» What you should do:
Search the listing below, and show each line that includes the word "Settings".
Segment Start: Supplied records
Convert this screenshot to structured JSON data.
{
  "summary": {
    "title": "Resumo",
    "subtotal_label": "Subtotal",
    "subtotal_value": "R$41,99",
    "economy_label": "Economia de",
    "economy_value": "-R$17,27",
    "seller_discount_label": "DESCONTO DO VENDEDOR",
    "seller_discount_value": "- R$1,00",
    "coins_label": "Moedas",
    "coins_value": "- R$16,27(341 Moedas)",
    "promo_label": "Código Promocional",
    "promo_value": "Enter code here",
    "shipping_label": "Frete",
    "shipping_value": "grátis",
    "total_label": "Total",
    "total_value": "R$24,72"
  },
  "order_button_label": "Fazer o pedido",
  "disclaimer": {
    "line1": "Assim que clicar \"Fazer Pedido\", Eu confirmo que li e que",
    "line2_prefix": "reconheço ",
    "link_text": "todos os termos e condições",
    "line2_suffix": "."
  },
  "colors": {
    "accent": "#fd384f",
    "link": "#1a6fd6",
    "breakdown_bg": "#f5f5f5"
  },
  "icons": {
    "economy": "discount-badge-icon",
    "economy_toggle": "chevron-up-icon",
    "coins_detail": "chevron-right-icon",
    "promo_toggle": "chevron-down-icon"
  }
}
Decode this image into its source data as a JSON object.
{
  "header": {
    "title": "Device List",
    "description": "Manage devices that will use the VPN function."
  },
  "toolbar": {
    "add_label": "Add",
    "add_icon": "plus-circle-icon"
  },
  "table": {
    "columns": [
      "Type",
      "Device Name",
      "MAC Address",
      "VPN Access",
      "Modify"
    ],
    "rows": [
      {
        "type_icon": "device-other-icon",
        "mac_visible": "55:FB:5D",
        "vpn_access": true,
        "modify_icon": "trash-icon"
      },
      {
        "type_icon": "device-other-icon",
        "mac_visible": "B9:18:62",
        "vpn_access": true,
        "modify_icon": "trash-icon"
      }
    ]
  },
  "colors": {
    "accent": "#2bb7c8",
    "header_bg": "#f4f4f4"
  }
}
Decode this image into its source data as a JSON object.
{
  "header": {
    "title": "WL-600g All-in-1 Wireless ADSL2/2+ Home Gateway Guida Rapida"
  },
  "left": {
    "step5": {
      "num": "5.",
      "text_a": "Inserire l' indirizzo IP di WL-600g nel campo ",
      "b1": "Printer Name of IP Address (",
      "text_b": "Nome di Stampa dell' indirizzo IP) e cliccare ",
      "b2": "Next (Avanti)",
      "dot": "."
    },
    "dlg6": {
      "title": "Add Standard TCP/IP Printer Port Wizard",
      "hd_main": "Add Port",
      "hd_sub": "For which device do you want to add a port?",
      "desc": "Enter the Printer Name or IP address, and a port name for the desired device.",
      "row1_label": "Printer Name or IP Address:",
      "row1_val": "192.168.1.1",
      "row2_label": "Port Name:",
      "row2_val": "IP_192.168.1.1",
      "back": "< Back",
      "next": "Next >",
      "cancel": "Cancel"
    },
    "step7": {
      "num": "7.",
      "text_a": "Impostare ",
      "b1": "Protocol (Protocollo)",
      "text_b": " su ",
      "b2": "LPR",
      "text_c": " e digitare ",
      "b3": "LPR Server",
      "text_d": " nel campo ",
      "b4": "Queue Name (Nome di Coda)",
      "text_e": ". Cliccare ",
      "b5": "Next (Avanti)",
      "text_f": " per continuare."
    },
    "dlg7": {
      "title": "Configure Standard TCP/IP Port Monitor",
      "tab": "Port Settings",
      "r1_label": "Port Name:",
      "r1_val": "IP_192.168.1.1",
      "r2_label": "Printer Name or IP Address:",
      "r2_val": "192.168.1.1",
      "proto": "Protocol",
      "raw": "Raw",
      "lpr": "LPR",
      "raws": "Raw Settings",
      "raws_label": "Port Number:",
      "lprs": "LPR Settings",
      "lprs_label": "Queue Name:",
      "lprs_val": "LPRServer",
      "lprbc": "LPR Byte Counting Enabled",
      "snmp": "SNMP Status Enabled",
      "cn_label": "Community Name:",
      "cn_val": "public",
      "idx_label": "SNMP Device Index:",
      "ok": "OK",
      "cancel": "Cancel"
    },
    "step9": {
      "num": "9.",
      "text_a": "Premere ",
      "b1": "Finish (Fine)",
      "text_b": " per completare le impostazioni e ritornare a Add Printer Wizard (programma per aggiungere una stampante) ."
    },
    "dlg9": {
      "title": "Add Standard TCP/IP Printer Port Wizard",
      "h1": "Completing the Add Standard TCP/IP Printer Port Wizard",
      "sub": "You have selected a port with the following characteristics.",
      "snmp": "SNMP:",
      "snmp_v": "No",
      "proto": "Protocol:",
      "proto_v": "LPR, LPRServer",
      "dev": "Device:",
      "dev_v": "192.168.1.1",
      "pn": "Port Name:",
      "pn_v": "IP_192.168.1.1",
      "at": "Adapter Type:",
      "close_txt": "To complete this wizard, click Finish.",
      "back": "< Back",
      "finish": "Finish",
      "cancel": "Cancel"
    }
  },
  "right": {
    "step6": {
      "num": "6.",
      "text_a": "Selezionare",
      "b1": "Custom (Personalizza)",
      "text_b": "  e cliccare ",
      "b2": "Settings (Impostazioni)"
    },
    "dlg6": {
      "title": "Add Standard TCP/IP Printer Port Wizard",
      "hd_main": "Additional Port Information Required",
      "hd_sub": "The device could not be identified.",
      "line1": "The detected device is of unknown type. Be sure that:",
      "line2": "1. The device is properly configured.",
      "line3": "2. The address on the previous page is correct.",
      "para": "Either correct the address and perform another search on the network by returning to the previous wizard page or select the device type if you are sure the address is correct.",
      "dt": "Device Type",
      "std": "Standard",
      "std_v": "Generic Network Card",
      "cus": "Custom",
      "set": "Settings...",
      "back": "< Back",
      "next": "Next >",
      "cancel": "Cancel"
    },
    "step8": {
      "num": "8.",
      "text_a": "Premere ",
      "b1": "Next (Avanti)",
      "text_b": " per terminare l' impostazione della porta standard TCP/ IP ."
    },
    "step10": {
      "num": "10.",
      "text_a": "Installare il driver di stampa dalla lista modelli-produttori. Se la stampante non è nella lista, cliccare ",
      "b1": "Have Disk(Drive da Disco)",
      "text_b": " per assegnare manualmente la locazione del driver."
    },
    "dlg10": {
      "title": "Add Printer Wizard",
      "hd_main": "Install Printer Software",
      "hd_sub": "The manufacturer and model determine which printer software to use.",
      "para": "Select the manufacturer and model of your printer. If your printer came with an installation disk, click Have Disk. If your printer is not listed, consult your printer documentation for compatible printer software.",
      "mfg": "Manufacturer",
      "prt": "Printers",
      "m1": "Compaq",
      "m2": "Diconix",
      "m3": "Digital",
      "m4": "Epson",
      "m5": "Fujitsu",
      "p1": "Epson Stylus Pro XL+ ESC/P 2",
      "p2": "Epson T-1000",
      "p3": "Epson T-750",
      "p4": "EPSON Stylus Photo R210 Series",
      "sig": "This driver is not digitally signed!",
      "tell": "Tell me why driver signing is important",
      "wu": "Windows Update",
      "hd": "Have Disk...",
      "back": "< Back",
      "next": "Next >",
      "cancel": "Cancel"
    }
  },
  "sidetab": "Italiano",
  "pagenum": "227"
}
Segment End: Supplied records
» Solution:
      "tab": "Port Settings",
      "raws": "Raw Settings",
      "lprs": "LPR Settings",
      "b2": "Settings (Impostazioni)"
      "set": "Settings...",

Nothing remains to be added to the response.